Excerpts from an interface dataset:
Start of Block

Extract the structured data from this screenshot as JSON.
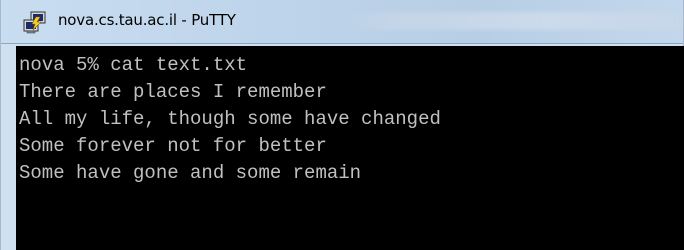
{
  "window": {
    "title": "nova.cs.tau.ac.il - PuTTY",
    "icon": "putty-icon"
  },
  "terminal": {
    "lines": [
      "nova 5% cat text.txt",
      "There are places I remember",
      "All my life, though some have changed",
      "Some forever not for better",
      "Some have gone and some remain"
    ],
    "background_color": "#000000",
    "text_color": "#c0c0c0"
  }
}
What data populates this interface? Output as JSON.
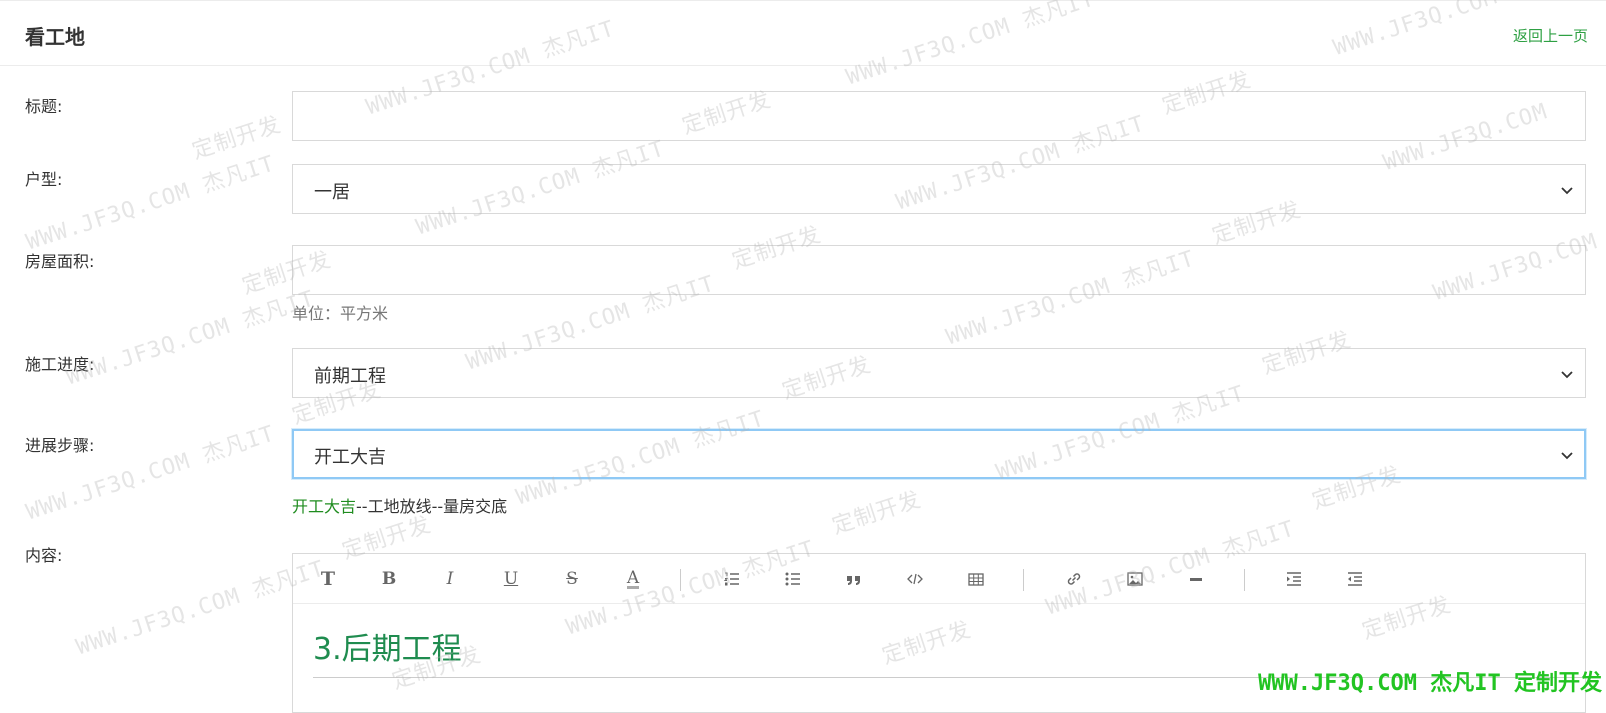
{
  "header": {
    "title": "看工地",
    "back_label": "返回上一页"
  },
  "form": {
    "title_label": "标题:",
    "title_value": "",
    "layout_label": "户型:",
    "layout_value": "一居",
    "area_label": "房屋面积:",
    "area_value": "",
    "area_hint": "单位：平方米",
    "progress_label": "施工进度:",
    "progress_value": "前期工程",
    "step_label": "进展步骤:",
    "step_value": "开工大吉",
    "steps": {
      "active": "开工大吉",
      "rest": "--工地放线--量房交底"
    },
    "content_label": "内容:"
  },
  "editor": {
    "toolbar": [
      {
        "name": "title-icon",
        "glyph": "T"
      },
      {
        "name": "bold-icon",
        "glyph": "B"
      },
      {
        "name": "italic-icon",
        "glyph": "I"
      },
      {
        "name": "underline-icon",
        "glyph": "U"
      },
      {
        "name": "strikethrough-icon",
        "glyph": "S"
      },
      {
        "name": "font-color-icon",
        "glyph": "A"
      },
      {
        "name": "ordered-list-icon"
      },
      {
        "name": "unordered-list-icon"
      },
      {
        "name": "blockquote-icon"
      },
      {
        "name": "code-icon"
      },
      {
        "name": "table-icon"
      },
      {
        "name": "link-icon"
      },
      {
        "name": "image-icon"
      },
      {
        "name": "horizontal-rule-icon"
      },
      {
        "name": "indent-icon"
      },
      {
        "name": "outdent-icon"
      }
    ],
    "heading": "3.后期工程"
  },
  "watermark": {
    "url": "WWW.JF3Q.COM",
    "brand": "杰凡IT",
    "slogan": "定制开发",
    "footer": "WWW.JF3Q.COM 杰凡IT  定制开发"
  },
  "colors": {
    "accent": "#2ea043",
    "focus": "#8fc9f5",
    "heading": "#1f8c4f"
  }
}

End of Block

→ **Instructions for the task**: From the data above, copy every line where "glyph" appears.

→ **Response area**:
        "glyph": "T"
        "glyph": "B"
        "glyph": "I"
        "glyph": "U"
        "glyph": "S"
        "glyph": "A"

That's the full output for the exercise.